On an aggregated level, the housing economy remains rock solid despite the shock and awe of the pandemic. A long period of record-low mortgage rates has opened the flood gates for a refinancing boom that is likely to last for several years. In addition, after a momentary COVID-19-induced blip, purchase demand has picked up, driven by low rates and enthusiastic millennial and investor buyers. Spurred on by strong demand and record-low mortgage rates, we expect to see more home building in 2021 and beyond, which should help support a healthy housing market for years to come.
From the National Association of Realtors (August 2020 data):
Home sales continue to amaze, and there are plenty of buyers in the pipeline ready to enter the market. Further gains in sales are likely for the remainder of the year, with mortgage rates hovering around 3% and with continued job recovery.
Over recent months, we have seen lumber prices surge dramatically. This has already led to an increase in the cost of multifamily housing and an even higher increase for single-family homes.
The need for housing will grow even further, especially in areas that are attractive to those who can work from home. As highlighted in NAR’s August study, the 2020 Work From Home Counties report, remote work opportunities are likely to become a growing part of the nation’s workforce culture.
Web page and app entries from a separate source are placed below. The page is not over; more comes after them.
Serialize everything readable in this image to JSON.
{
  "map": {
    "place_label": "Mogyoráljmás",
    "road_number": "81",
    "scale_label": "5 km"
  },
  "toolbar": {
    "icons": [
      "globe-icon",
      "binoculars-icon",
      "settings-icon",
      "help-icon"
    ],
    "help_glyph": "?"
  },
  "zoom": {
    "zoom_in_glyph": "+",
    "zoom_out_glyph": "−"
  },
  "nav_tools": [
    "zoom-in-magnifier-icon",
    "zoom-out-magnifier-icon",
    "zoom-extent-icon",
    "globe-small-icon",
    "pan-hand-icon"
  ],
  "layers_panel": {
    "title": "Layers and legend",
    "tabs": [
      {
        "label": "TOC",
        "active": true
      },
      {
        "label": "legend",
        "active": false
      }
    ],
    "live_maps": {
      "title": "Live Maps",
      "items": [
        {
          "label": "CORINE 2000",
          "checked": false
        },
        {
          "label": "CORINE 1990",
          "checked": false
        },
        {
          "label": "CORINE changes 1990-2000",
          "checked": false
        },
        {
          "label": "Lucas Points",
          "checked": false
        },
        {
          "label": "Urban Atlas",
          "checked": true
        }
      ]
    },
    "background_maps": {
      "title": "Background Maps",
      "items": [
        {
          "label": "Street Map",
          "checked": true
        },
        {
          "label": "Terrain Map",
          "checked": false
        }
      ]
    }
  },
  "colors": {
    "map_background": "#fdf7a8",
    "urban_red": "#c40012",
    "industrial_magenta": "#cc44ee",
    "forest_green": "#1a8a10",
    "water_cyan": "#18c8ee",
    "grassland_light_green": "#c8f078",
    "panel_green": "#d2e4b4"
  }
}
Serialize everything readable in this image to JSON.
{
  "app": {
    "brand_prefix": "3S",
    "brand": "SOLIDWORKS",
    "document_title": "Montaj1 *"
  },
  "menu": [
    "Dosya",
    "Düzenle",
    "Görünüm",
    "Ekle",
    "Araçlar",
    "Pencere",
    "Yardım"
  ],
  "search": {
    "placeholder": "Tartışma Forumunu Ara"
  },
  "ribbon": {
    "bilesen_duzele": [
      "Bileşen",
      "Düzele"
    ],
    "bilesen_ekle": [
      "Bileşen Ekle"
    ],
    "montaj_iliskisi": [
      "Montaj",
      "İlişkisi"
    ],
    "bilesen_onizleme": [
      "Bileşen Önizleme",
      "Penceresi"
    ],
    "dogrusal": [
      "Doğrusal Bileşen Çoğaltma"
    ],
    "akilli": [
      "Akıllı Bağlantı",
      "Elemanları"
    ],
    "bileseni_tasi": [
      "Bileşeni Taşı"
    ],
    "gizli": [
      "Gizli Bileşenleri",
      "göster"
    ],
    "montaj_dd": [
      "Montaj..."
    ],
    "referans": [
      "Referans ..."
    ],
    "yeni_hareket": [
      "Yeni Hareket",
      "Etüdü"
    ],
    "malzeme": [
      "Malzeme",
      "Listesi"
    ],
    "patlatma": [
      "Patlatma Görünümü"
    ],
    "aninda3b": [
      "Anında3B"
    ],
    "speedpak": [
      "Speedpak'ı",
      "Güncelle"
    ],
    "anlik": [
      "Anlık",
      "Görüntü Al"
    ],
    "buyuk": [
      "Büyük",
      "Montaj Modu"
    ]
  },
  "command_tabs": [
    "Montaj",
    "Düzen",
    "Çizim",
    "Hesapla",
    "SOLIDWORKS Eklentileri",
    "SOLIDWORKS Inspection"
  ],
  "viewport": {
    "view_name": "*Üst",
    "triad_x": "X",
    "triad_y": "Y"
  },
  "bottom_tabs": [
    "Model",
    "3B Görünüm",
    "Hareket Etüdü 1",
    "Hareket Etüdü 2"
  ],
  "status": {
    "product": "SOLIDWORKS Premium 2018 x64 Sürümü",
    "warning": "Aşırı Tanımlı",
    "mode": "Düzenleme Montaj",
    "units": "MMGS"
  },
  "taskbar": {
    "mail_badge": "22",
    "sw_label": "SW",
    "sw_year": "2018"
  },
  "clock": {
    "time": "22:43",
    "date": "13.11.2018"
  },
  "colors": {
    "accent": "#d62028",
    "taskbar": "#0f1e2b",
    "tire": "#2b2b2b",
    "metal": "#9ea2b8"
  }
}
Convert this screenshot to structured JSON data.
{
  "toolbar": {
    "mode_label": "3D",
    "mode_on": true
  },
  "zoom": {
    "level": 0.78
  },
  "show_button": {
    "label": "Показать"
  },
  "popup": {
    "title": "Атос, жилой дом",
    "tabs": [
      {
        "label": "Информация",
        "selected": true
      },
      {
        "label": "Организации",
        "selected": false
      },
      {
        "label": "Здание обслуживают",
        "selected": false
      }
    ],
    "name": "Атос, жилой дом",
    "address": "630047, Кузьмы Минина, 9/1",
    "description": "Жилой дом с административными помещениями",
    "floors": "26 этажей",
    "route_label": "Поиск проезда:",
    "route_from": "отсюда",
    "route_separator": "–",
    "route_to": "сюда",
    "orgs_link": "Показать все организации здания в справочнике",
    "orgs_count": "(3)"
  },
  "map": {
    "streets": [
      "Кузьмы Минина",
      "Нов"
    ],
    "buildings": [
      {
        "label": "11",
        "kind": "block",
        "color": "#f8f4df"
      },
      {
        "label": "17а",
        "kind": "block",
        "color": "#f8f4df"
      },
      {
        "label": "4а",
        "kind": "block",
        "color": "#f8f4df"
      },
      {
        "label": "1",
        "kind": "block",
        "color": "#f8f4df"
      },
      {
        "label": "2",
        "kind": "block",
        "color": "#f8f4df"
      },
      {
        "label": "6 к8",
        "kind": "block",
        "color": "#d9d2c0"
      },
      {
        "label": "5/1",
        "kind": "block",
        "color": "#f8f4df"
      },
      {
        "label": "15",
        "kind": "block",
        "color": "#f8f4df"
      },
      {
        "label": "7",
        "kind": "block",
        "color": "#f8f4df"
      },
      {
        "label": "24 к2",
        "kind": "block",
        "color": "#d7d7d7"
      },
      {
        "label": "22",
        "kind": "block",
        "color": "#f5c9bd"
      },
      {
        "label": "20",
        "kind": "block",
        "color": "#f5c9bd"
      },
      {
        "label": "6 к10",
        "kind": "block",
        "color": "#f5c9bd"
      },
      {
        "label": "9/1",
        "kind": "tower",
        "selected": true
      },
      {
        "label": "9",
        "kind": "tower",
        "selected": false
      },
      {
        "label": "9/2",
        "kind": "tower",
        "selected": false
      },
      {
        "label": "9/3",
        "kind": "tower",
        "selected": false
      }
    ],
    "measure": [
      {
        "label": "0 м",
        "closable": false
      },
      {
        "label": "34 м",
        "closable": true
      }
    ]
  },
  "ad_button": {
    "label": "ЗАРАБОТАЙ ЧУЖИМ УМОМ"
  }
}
Yun believes this reality will endure, even after a coronavirus vaccine is available.
Housing demand is robust but supply is not, and this imbalance will inevitably harm affordability and hinder ownership opportunities. To assure broad gains in homeownership, more new homes need to be constructed.
The U.S. Federal Housing Finance Agency produces an All-Transactions House Price Index for the United States:
Econintersect publishes knowledgeable views of the housing market.
Caveats on the Use of Home Price Indices
The housing price decline seen since 2005 varies by zip code – and seems to have ended somewhere around the beginning of the 2Q2012. Every area of the country has differing characteristics. Since January 2006, the housing declines in Charlotte and Denver are well less than 10%, while Las Vegas home prices had declined by almost 60%.
Each home price index uses a different methodology – and this creates slightly different answers.
The most broadly based index is the US Federal Housing Finance Agency’s House Price Index (HPI) – a quarterly broad measure of the movement of single-family house prices. This index is a weighted, repeat-sales index on the same properties in 363 metro centers, compared to the 20 cities Case-Shiller.
The US Federal Housing Finance Agency also has an index (HPIPONM226S) based on 6,000,000 same home sales – a much broader index than Case-Shiller. Also, there is a big difference between home prices and owner’s equity (OEHRENWBSHNO) which has been included in the graph below.
Comparing Various Home Price Indices to Owner’s Equity (blue line)
The affordability factor favors rental vs owning.
Price to Rent Ratio – Indexed on January 2000 – Based on Case-Shiller 20 cities index ratio to CPI Rent Index